GIVEN RECORDS:
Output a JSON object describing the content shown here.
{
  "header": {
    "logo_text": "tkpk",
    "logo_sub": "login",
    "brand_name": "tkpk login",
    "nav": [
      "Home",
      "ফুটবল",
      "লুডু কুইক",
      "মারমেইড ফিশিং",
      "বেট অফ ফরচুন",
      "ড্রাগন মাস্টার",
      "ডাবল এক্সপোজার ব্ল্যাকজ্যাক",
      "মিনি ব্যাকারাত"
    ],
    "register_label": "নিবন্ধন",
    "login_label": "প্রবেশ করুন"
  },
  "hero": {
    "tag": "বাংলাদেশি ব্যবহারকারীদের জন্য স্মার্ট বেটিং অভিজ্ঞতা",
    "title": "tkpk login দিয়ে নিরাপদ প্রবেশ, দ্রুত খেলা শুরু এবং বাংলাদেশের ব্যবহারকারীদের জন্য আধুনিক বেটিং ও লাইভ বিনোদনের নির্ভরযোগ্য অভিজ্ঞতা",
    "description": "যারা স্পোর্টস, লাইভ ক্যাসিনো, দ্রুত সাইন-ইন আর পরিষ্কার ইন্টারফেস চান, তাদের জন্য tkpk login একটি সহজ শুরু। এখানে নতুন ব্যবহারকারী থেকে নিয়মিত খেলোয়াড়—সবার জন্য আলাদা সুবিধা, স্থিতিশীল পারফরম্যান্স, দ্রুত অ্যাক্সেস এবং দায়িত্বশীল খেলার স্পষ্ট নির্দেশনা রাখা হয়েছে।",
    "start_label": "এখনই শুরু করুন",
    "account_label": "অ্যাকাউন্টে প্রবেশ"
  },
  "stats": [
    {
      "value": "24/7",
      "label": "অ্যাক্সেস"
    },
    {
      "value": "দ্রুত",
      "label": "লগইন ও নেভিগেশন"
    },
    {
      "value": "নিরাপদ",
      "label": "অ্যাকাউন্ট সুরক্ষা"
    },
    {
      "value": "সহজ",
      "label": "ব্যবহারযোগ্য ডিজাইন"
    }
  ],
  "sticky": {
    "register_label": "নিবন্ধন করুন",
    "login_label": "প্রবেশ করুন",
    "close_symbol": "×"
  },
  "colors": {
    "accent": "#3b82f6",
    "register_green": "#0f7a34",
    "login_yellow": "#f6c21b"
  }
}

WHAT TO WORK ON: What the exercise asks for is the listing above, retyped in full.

WRITTEN SOLUTION:
Output a JSON object describing the content shown here.
{
  "header": {
    "logo_text": "tkpk",
    "logo_sub": "login",
    "brand_name": "tkpk login",
    "nav": [
      "Home",
      "ফুটবল",
      "লুডু কুইক",
      "মারমেইড ফিশিং",
      "বেট অফ ফরচুন",
      "ড্রাগন মাস্টার",
      "ডাবল এক্সপোজার ব্ল্যাকজ্যাক",
      "মিনি ব্যাকারাত"
    ],
    "register_label": "নিবন্ধন",
    "login_label": "প্রবেশ করুন"
  },
  "hero": {
    "tag": "বাংলাদেশি ব্যবহারকারীদের জন্য স্মার্ট বেটিং অভিজ্ঞতা",
    "title": "tkpk login দিয়ে নিরাপদ প্রবেশ, দ্রুত খেলা শুরু এবং বাংলাদেশের ব্যবহারকারীদের জন্য আধুনিক বেটিং ও লাইভ বিনোদনের নির্ভরযোগ্য অভিজ্ঞতা",
    "description": "যারা স্পোর্টস, লাইভ ক্যাসিনো, দ্রুত সাইন-ইন আর পরিষ্কার ইন্টারফেস চান, তাদের জন্য tkpk login একটি সহজ শুরু। এখানে নতুন ব্যবহারকারী থেকে নিয়মিত খেলোয়াড়—সবার জন্য আলাদা সুবিধা, স্থিতিশীল পারফরম্যান্স, দ্রুত অ্যাক্সেস এবং দায়িত্বশীল খেলার স্পষ্ট নির্দেশনা রাখা হয়েছে।",
    "start_label": "এখনই শুরু করুন",
    "account_label": "অ্যাকাউন্টে প্রবেশ"
  },
  "stats": [
    {
      "value": "24/7",
      "label": "অ্যাক্সেস"
    },
    {
      "value": "দ্রুত",
      "label": "লগইন ও নেভিগেশন"
    },
    {
      "value": "নিরাপদ",
      "label": "অ্যাকাউন্ট সুরক্ষা"
    },
    {
      "value": "সহজ",
      "label": "ব্যবহারযোগ্য ডিজাইন"
    }
  ],
  "sticky": {
    "register_label": "নিবন্ধন করুন",
    "login_label": "প্রবেশ করুন",
    "close_symbol": "×"
  },
  "colors": {
    "accent": "#3b82f6",
    "register_green": "#0f7a34",
    "login_yellow": "#f6c21b"
  }
}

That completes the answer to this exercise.